_About this exercise_
What lines of the listing below contain the word "Soccer"? Copy each of them out.
- - -
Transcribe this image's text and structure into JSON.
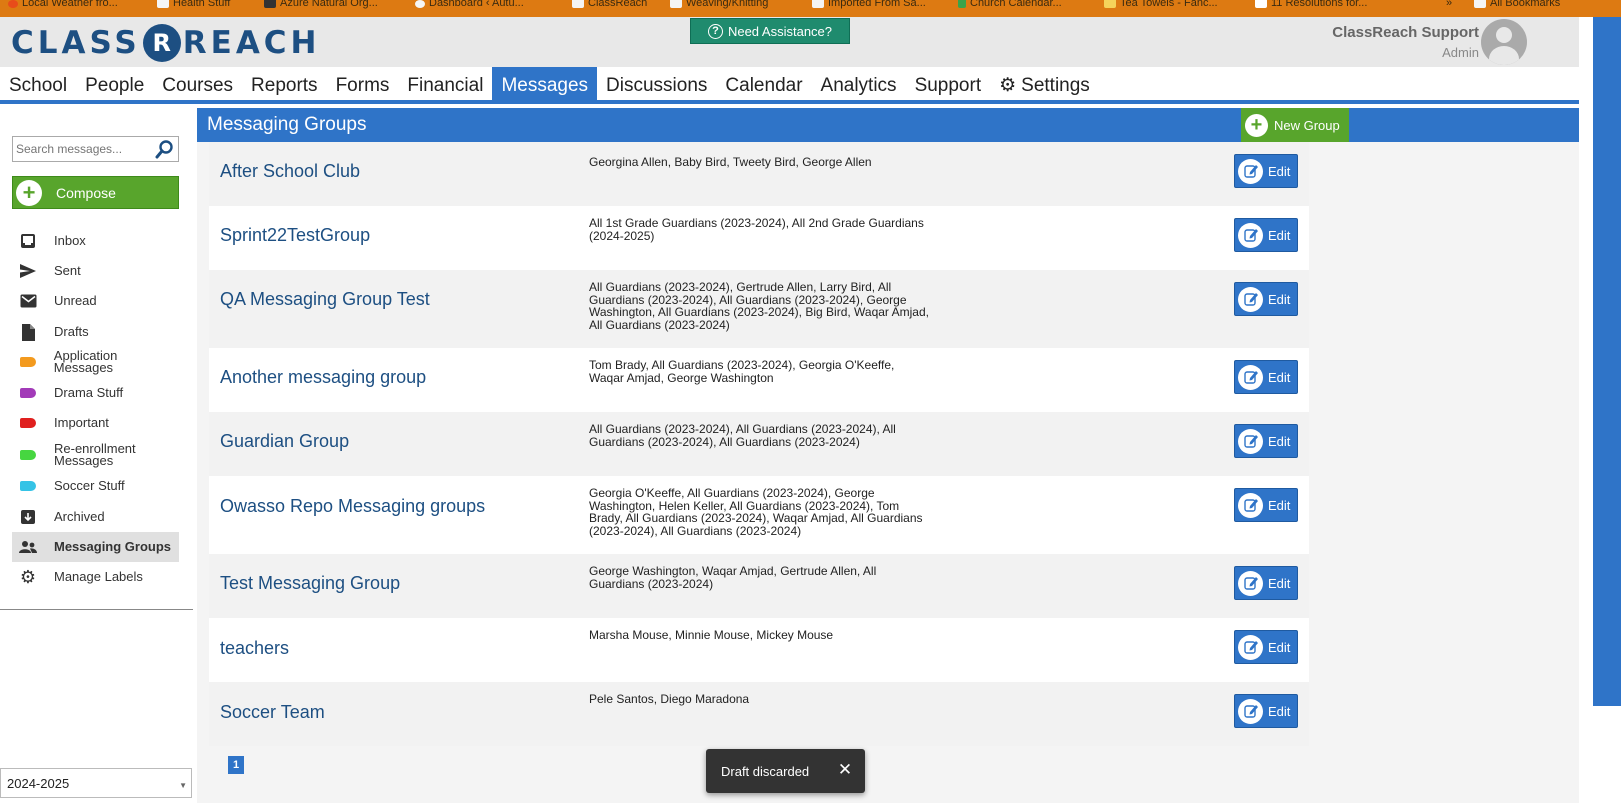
{
  "bookmarks": [
    {
      "label": "Local Weather fro..."
    },
    {
      "label": "Health Stuff"
    },
    {
      "label": "Azure Natural Org..."
    },
    {
      "label": "Dashboard ‹ Autu..."
    },
    {
      "label": "ClassReach"
    },
    {
      "label": "Weaving/Knitting"
    },
    {
      "label": "Imported From Sa..."
    },
    {
      "label": "Church Calendar..."
    },
    {
      "label": "Tea Towels - Fanc..."
    },
    {
      "label": "11 Resolutions for..."
    },
    {
      "label": "»"
    },
    {
      "label": "All Bookmarks"
    }
  ],
  "header": {
    "logo_left": "CLASS",
    "logo_mark": "R",
    "logo_right": "REACH",
    "assist_label": "Need Assistance?",
    "user_name": "ClassReach Support",
    "user_role": "Admin"
  },
  "nav": [
    {
      "label": "School"
    },
    {
      "label": "People"
    },
    {
      "label": "Courses"
    },
    {
      "label": "Reports"
    },
    {
      "label": "Forms"
    },
    {
      "label": "Financial"
    },
    {
      "label": "Messages",
      "active": true
    },
    {
      "label": "Discussions"
    },
    {
      "label": "Calendar"
    },
    {
      "label": "Analytics"
    },
    {
      "label": "Support"
    },
    {
      "label": "Settings"
    }
  ],
  "sidebar": {
    "search_placeholder": "Search messages...",
    "compose_label": "Compose",
    "items": [
      {
        "label": "Inbox",
        "icon": "inbox-icon"
      },
      {
        "label": "Sent",
        "icon": "send-icon"
      },
      {
        "label": "Unread",
        "icon": "envelope-icon"
      },
      {
        "label": "Drafts",
        "icon": "draft-document-icon"
      },
      {
        "label": "Application Messages",
        "icon": "label-tag-icon",
        "color": "#f39a1e"
      },
      {
        "label": "Drama Stuff",
        "icon": "label-tag-icon",
        "color": "#a23ab8"
      },
      {
        "label": "Important",
        "icon": "label-tag-icon",
        "color": "#e0201f"
      },
      {
        "label": "Re-enrollment Messages",
        "icon": "label-tag-icon",
        "color": "#46d640"
      },
      {
        "label": "Soccer Stuff",
        "icon": "label-tag-icon",
        "color": "#35c3e6"
      },
      {
        "label": "Archived",
        "icon": "archive-icon"
      },
      {
        "label": "Messaging Groups",
        "icon": "people-icon",
        "active": true
      },
      {
        "label": "Manage Labels",
        "icon": "gear-icon"
      }
    ],
    "school_year": "2024-2025"
  },
  "content": {
    "title": "Messaging Groups",
    "new_group_label": "New Group",
    "edit_label": "Edit",
    "groups": [
      {
        "name": "After School Club",
        "members": "Georgina Allen, Baby Bird, Tweety Bird, George Allen"
      },
      {
        "name": "Sprint22TestGroup",
        "members": "All 1st Grade Guardians (2023-2024), All 2nd Grade Guardians (2024-2025)"
      },
      {
        "name": "QA Messaging Group Test",
        "members": "All Guardians (2023-2024), Gertrude Allen, Larry Bird, All Guardians (2023-2024), All Guardians (2023-2024), George Washington, All Guardians (2023-2024), Big Bird, Waqar Amjad, All Guardians (2023-2024)"
      },
      {
        "name": "Another messaging group",
        "members": "Tom Brady, All Guardians (2023-2024), Georgia O'Keeffe, Waqar Amjad, George Washington"
      },
      {
        "name": "Guardian Group",
        "members": "All Guardians (2023-2024), All Guardians (2023-2024), All Guardians (2023-2024), All Guardians (2023-2024)"
      },
      {
        "name": "Owasso Repo Messaging groups",
        "members": "Georgia O'Keeffe, All Guardians (2023-2024), George Washington, Helen Keller, All Guardians (2023-2024), Tom Brady, All Guardians (2023-2024), Waqar Amjad, All Guardians (2023-2024), All Guardians (2023-2024)"
      },
      {
        "name": "Test Messaging Group",
        "members": "George Washington, Waqar Amjad, Gertrude Allen, All Guardians (2023-2024)"
      },
      {
        "name": "teachers",
        "members": "Marsha Mouse, Minnie Mouse, Mickey Mouse"
      },
      {
        "name": "Soccer Team",
        "members": "Pele Santos, Diego Maradona"
      }
    ],
    "page": "1"
  },
  "toast": {
    "message": "Draft discarded",
    "close": "✕"
  },
  "colors": {
    "bookmarks_bar": "#dd7a12",
    "brand_blue": "#2f74c8",
    "logo_navy": "#1d4f82",
    "green": "#58a52c",
    "assist_green": "#1f8b6e"
  }
}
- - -
_Solution for this problem_
        "label": "Soccer Stuff",
        "name": "Soccer Team",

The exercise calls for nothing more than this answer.